This seems unbelievable. The private consumption expenditure has grown by 10.1 per cent, the second fastest since June 2011. This when the retail loan growth of banks during October to December 2016, grew by just 0.5 per cent. The manufacturing sector grew by 8.3 per cent when bank credit to industry contracted by 2.8 per cent. Hence, there is something that is clearly not right about India’s GDP data.
Some analysts and experts have suggested that data is being fudged to show the government in good light. I really don’t buy that given that there is no evidence of the same. Having said that, one reason why the impact of demonetisation hasn’t been seen in the GDP growth figure is because the GDP calculations do not capture the informal sector well enough.
This is primarily because small manufacturers and those in the retail trade do not maintain accounts. Hence, estimates of the informal sector need to be made using the formal sector indicators. As the Economic Survey points out: “It is clear that recorded GDP growth in the second half of financial year 2017 will understate the overall impact because the most affected parts of the economy—informal and cash based—are either not captured in the national income accounts or to the extent they are, their measurement is based on formal sector indicators.”
In simple English, this basically means that the size of the informal sector while calculating the GDP is assumed to be a certain size of the formal sector. The formal sector has not been affected much due demonetisation. Hence, to that extent the size of the informal sector has been overstated in the GDP. It is expected that more information coming in by next year will set this right. This basically means that the GDP growth is likely to be revised downwards as more data comes in.
But this lack of dependable GDP data and other economic data creates its own set of problems for policymakers in particular.

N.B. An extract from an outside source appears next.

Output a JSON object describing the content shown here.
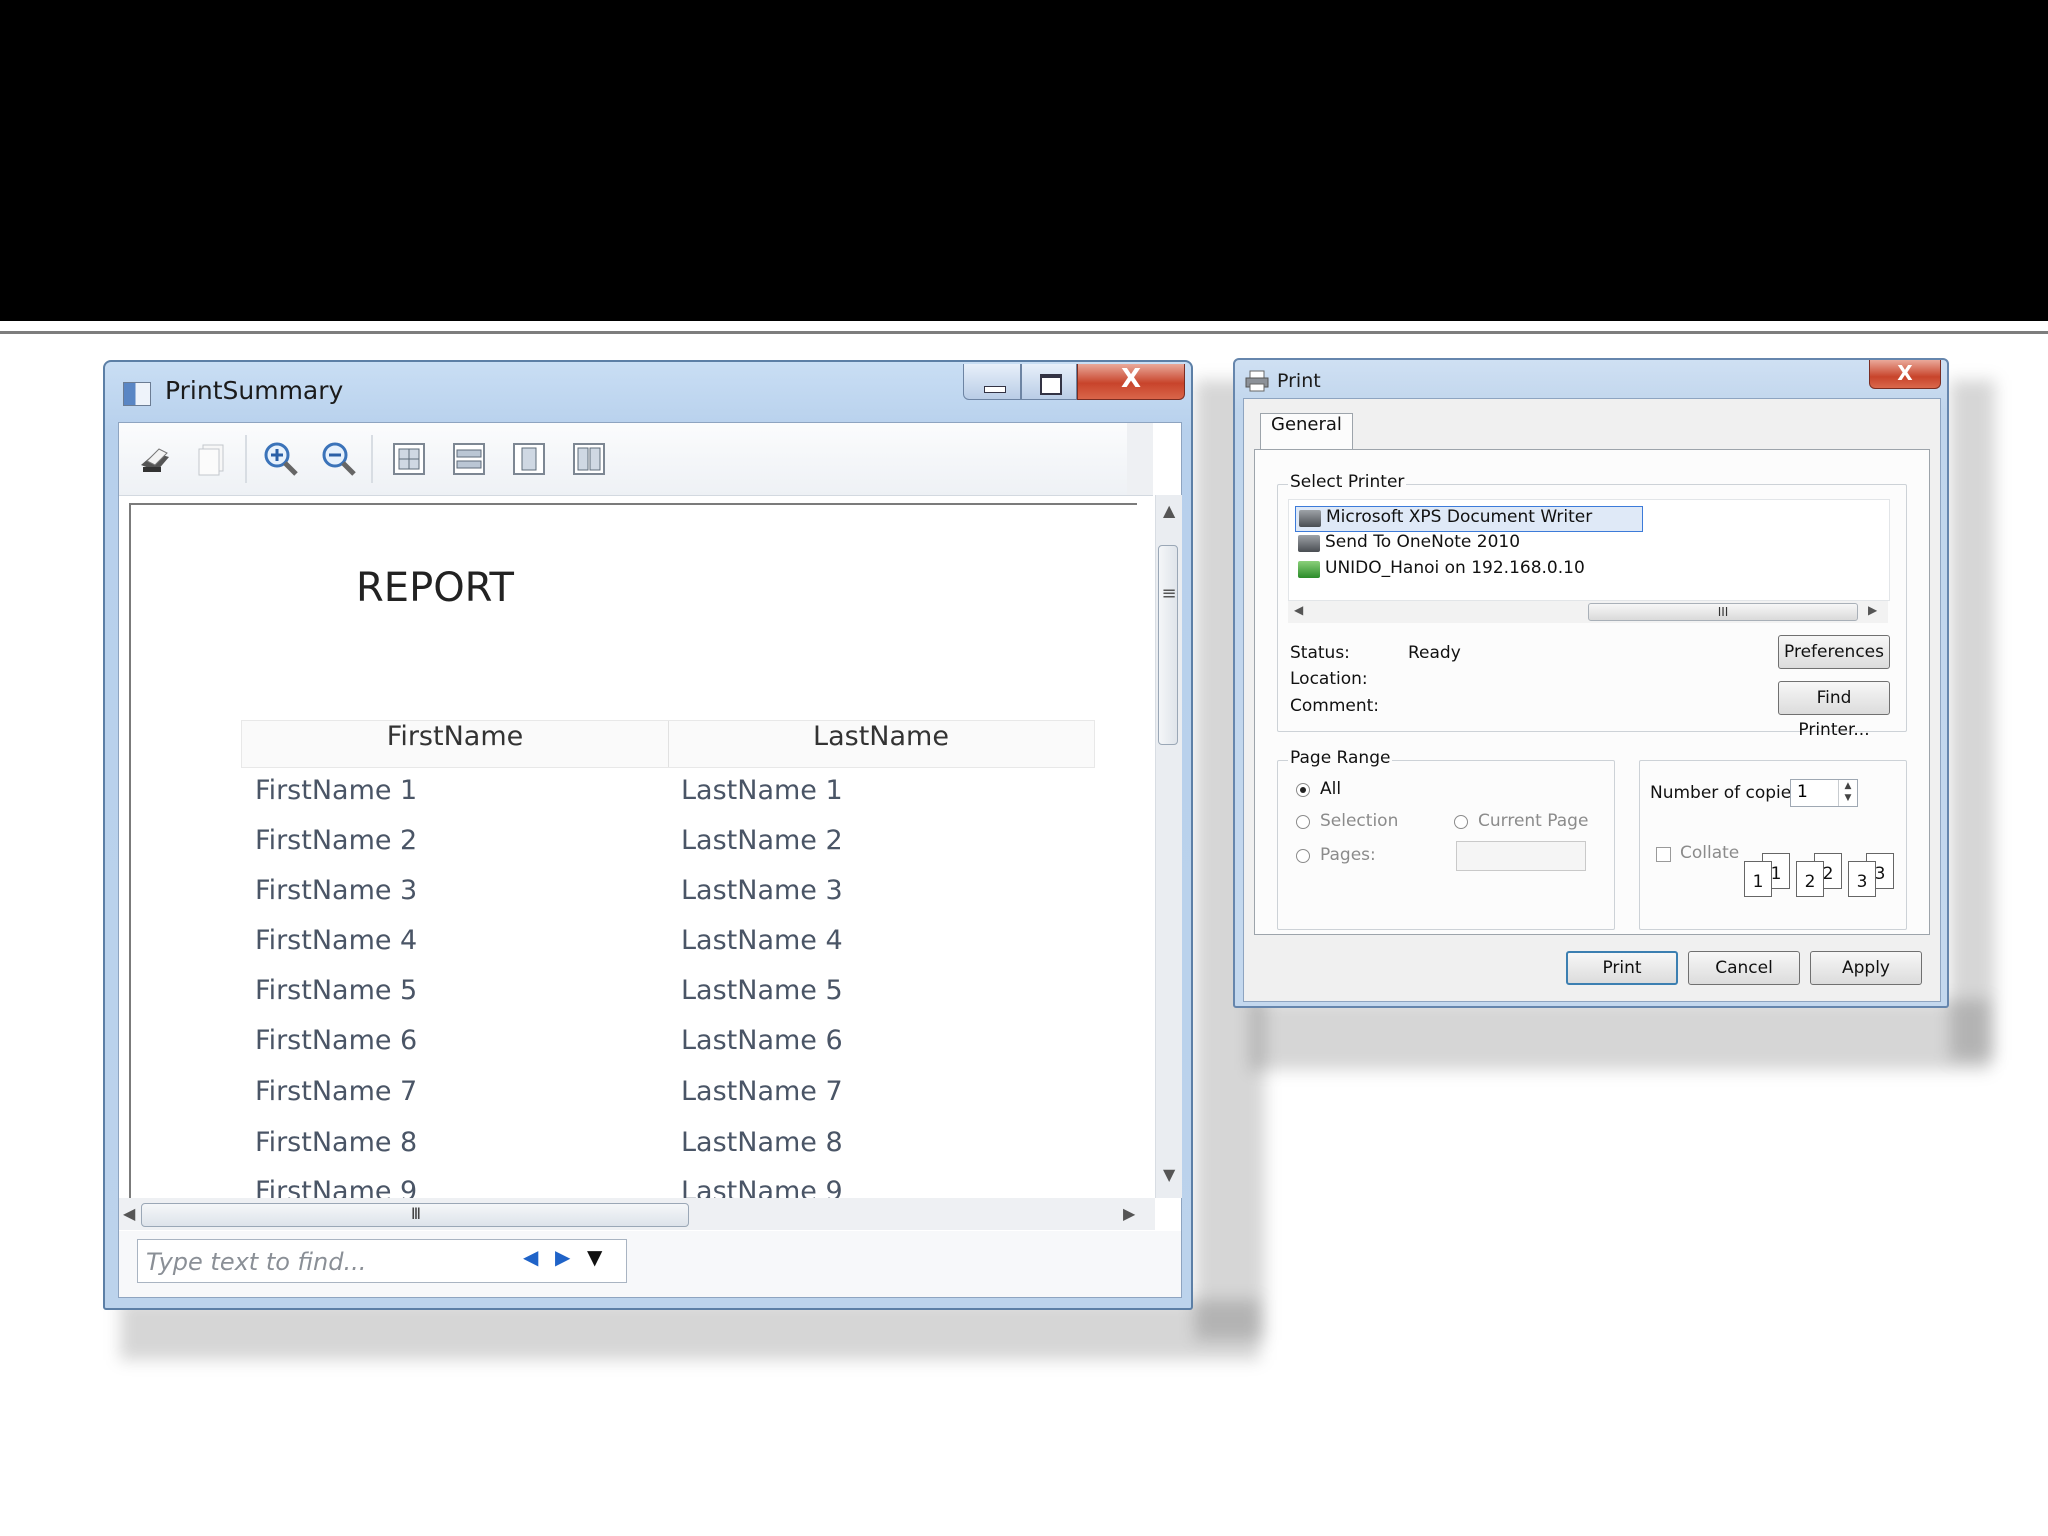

This is a point that former RBI governor D Subbarao makes in his book Who Moved my Interest Rate?. As he writes: “Our data on employment and wages, crucial to judging the health and dynamism of the economy, do not inspire confidence. Data on the index of industrial production(IIP) which gives an indication of the momentum of the industrial sector, are so volatile that no meaningful or reliable inference can be drawn. Data on the services sector activity, which has a share as high as 60 per cent in the GDP, are scanty.”
Further, this poor quality of data is frequently and significantly revised, making things even more difficult for policymakers. And this possibly led YV Reddy, Subbarao’s predecessor at the RBI, to quip: “Everywhere around the world, the future is uncertain; in India, even the past is uncertain.”

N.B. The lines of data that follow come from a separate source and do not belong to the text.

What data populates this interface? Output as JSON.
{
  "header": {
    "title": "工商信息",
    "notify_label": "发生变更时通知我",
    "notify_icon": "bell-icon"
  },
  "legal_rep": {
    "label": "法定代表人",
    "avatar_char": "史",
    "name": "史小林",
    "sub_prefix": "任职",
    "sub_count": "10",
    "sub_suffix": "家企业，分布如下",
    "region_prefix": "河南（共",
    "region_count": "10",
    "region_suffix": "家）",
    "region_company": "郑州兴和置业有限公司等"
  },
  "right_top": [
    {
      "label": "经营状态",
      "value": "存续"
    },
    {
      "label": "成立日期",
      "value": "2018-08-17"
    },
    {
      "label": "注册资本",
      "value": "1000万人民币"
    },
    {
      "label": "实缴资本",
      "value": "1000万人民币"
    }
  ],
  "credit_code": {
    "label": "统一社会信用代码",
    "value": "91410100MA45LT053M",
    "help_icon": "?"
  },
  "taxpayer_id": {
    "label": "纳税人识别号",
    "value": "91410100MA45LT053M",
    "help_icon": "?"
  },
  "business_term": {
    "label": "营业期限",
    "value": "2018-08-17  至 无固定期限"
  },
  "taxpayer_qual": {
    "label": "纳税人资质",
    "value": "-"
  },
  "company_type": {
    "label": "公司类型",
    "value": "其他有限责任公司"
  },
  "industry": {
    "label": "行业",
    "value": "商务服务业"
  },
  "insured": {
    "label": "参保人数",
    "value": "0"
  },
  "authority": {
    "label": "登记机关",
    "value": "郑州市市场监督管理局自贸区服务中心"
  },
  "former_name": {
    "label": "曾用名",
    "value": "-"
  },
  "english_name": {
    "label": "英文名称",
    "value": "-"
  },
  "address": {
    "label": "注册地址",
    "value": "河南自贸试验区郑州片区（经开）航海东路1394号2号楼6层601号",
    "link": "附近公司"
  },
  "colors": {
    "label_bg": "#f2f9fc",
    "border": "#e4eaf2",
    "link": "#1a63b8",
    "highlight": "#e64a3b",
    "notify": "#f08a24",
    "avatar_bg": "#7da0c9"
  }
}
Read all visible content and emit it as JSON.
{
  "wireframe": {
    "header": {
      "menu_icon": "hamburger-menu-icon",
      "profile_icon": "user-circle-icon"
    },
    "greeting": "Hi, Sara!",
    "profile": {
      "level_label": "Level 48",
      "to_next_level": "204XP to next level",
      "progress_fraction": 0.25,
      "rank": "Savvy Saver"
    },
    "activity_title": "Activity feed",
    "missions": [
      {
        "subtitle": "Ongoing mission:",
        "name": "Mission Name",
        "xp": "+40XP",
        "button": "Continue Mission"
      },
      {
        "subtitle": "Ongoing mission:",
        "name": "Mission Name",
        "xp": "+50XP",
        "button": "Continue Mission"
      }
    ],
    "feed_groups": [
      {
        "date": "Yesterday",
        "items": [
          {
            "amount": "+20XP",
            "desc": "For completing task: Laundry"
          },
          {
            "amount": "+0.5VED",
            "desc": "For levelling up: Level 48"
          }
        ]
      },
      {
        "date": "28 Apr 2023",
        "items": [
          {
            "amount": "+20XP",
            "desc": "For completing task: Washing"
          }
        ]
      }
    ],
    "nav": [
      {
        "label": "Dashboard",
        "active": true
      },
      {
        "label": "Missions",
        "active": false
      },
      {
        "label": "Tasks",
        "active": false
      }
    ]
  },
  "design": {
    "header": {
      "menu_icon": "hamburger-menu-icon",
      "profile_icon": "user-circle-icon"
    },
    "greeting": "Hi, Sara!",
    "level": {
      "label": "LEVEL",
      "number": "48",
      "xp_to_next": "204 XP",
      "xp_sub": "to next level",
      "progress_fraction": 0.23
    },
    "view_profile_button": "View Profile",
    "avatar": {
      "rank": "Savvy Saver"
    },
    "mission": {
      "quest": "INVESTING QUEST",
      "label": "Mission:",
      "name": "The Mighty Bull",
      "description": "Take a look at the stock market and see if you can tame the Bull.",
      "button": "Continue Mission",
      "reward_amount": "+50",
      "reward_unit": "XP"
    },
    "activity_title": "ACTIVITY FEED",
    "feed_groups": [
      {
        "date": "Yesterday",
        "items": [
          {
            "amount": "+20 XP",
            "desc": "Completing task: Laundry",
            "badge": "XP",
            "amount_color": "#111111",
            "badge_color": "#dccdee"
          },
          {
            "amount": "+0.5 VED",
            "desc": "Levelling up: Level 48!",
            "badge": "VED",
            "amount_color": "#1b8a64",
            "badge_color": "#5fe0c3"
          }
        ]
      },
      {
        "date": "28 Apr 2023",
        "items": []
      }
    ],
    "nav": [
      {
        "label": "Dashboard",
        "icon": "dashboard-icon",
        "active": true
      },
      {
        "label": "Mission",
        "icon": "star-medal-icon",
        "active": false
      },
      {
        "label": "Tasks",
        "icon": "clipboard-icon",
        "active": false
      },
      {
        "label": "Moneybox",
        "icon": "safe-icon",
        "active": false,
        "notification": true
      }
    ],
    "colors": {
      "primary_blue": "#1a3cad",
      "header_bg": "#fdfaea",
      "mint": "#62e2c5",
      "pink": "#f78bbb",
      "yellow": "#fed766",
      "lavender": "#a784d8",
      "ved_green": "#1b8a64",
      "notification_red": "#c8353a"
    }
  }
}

Long story short—sometime around this time next year, the GDP for October to December 2016, is likely to see a significant revision.
The column originally appeared in Daily News and Analysis (DNA) on March 9, 2017